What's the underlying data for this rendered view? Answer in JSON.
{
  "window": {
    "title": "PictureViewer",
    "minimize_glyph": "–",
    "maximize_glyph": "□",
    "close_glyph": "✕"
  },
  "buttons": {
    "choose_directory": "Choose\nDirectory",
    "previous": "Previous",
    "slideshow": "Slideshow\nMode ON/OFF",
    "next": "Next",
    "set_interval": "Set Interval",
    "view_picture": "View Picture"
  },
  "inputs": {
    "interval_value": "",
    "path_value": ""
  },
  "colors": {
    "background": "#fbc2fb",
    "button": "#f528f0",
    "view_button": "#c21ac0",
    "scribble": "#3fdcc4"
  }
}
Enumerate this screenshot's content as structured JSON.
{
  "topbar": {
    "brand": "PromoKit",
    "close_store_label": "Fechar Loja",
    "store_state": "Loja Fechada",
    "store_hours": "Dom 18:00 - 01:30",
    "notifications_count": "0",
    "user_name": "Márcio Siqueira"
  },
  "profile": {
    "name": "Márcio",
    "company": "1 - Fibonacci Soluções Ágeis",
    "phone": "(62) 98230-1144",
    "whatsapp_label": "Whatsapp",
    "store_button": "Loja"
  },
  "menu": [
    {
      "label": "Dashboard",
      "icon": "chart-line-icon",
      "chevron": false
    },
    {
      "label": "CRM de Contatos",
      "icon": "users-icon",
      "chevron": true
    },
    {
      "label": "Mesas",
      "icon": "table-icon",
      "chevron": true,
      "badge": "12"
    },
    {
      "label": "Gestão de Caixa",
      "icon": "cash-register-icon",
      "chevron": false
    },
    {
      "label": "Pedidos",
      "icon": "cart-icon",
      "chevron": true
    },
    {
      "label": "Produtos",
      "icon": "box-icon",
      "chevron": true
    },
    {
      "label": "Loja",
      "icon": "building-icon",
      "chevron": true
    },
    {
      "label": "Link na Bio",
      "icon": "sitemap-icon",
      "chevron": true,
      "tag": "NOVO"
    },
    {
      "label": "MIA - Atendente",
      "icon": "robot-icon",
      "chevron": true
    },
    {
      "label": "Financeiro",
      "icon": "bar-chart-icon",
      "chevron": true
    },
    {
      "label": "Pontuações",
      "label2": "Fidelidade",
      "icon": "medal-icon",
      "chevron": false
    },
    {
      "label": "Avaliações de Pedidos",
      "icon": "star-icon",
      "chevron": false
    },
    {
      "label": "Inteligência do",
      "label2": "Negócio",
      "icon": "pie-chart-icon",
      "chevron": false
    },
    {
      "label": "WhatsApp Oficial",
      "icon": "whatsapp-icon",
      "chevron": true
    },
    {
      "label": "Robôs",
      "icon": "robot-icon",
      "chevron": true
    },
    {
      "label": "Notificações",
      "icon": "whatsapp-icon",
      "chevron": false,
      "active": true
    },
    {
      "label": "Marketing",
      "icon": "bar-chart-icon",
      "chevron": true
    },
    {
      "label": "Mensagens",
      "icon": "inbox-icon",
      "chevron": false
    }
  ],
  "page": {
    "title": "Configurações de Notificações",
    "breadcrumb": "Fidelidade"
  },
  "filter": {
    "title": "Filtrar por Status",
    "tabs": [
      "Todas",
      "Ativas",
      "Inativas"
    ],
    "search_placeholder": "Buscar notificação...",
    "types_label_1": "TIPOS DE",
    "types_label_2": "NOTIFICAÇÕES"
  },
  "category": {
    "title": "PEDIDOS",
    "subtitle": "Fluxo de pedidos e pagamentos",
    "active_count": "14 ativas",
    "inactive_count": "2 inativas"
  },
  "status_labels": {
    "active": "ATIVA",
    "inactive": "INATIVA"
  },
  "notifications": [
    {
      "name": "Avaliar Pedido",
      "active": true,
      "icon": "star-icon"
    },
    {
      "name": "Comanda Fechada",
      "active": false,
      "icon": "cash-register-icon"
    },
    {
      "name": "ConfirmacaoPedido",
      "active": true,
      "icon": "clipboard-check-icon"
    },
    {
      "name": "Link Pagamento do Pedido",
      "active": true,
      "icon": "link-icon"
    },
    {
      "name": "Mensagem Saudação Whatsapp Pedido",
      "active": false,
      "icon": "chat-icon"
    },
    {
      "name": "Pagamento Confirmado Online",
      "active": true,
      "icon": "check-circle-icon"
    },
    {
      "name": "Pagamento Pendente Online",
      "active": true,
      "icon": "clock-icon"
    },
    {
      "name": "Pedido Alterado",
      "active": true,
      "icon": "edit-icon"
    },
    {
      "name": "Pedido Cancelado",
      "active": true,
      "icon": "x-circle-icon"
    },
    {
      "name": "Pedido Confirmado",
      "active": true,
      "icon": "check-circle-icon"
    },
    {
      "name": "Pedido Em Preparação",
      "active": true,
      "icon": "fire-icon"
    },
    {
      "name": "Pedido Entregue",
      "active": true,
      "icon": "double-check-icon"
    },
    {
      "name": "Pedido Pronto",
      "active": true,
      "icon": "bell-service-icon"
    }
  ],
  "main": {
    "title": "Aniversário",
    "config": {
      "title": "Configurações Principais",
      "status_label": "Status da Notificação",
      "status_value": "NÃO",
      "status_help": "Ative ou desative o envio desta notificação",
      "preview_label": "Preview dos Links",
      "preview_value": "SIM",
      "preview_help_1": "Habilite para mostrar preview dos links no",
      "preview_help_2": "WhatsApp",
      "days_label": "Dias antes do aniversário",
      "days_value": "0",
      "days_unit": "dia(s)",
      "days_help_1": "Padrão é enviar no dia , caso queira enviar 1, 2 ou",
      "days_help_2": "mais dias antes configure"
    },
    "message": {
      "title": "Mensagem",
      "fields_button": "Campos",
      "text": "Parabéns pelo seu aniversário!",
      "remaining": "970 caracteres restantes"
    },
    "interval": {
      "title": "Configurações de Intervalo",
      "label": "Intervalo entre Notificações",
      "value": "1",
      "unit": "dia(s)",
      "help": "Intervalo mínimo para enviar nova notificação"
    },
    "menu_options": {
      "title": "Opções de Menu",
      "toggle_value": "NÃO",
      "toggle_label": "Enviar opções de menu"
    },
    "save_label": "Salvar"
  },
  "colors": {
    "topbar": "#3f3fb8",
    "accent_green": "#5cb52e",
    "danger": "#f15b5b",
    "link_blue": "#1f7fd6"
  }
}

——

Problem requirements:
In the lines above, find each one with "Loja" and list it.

Output below:
    "close_store_label": "Fechar Loja",
    "store_state": "Loja Fechada",
    "store_button": "Loja"
      "label": "Loja",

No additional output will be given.